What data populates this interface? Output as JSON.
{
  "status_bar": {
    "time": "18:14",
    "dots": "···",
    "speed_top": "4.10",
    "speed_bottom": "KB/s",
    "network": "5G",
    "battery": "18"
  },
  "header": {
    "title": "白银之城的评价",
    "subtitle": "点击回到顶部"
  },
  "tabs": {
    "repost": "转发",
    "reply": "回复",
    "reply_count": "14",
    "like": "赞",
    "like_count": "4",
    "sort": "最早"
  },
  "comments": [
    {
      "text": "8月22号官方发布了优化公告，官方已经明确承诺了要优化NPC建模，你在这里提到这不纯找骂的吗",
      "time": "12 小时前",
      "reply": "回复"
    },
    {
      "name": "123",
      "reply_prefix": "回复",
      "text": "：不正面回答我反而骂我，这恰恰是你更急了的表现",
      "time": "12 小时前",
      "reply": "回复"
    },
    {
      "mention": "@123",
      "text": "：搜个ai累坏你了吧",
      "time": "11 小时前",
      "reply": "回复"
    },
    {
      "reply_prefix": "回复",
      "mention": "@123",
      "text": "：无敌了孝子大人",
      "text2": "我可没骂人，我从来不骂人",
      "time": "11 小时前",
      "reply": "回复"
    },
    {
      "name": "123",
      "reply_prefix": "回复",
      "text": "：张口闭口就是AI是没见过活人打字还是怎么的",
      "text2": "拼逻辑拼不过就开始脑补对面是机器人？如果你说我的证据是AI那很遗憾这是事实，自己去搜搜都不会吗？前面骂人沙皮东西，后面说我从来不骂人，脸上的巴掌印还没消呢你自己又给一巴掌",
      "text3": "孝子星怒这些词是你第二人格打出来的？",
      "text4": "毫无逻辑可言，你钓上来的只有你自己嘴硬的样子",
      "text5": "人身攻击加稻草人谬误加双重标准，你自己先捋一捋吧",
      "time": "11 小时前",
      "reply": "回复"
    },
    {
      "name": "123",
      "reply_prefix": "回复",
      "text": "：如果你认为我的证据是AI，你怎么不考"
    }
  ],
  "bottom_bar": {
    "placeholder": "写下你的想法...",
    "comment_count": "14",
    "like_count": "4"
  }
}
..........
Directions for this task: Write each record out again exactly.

Expected answer:
What data populates this interface? Output as JSON.
{
  "status_bar": {
    "time": "18:14",
    "dots": "···",
    "speed_top": "4.10",
    "speed_bottom": "KB/s",
    "network": "5G",
    "battery": "18"
  },
  "header": {
    "title": "白银之城的评价",
    "subtitle": "点击回到顶部"
  },
  "tabs": {
    "repost": "转发",
    "reply": "回复",
    "reply_count": "14",
    "like": "赞",
    "like_count": "4",
    "sort": "最早"
  },
  "comments": [
    {
      "text": "8月22号官方发布了优化公告，官方已经明确承诺了要优化NPC建模，你在这里提到这不纯找骂的吗",
      "time": "12 小时前",
      "reply": "回复"
    },
    {
      "name": "123",
      "reply_prefix": "回复",
      "text": "：不正面回答我反而骂我，这恰恰是你更急了的表现",
      "time": "12 小时前",
      "reply": "回复"
    },
    {
      "mention": "@123",
      "text": "：搜个ai累坏你了吧",
      "time": "11 小时前",
      "reply": "回复"
    },
    {
      "reply_prefix": "回复",
      "mention": "@123",
      "text": "：无敌了孝子大人",
      "text2": "我可没骂人，我从来不骂人",
      "time": "11 小时前",
      "reply": "回复"
    },
    {
      "name": "123",
      "reply_prefix": "回复",
      "text": "：张口闭口就是AI是没见过活人打字还是怎么的",
      "text2": "拼逻辑拼不过就开始脑补对面是机器人？如果你说我的证据是AI那很遗憾这是事实，自己去搜搜都不会吗？前面骂人沙皮东西，后面说我从来不骂人，脸上的巴掌印还没消呢你自己又给一巴掌",
      "text3": "孝子星怒这些词是你第二人格打出来的？",
      "text4": "毫无逻辑可言，你钓上来的只有你自己嘴硬的样子",
      "text5": "人身攻击加稻草人谬误加双重标准，你自己先捋一捋吧",
      "time": "11 小时前",
      "reply": "回复"
    },
    {
      "name": "123",
      "reply_prefix": "回复",
      "text": "：如果你认为我的证据是AI，你怎么不考"
    }
  ],
  "bottom_bar": {
    "placeholder": "写下你的想法...",
    "comment_count": "14",
    "like_count": "4"
  }
}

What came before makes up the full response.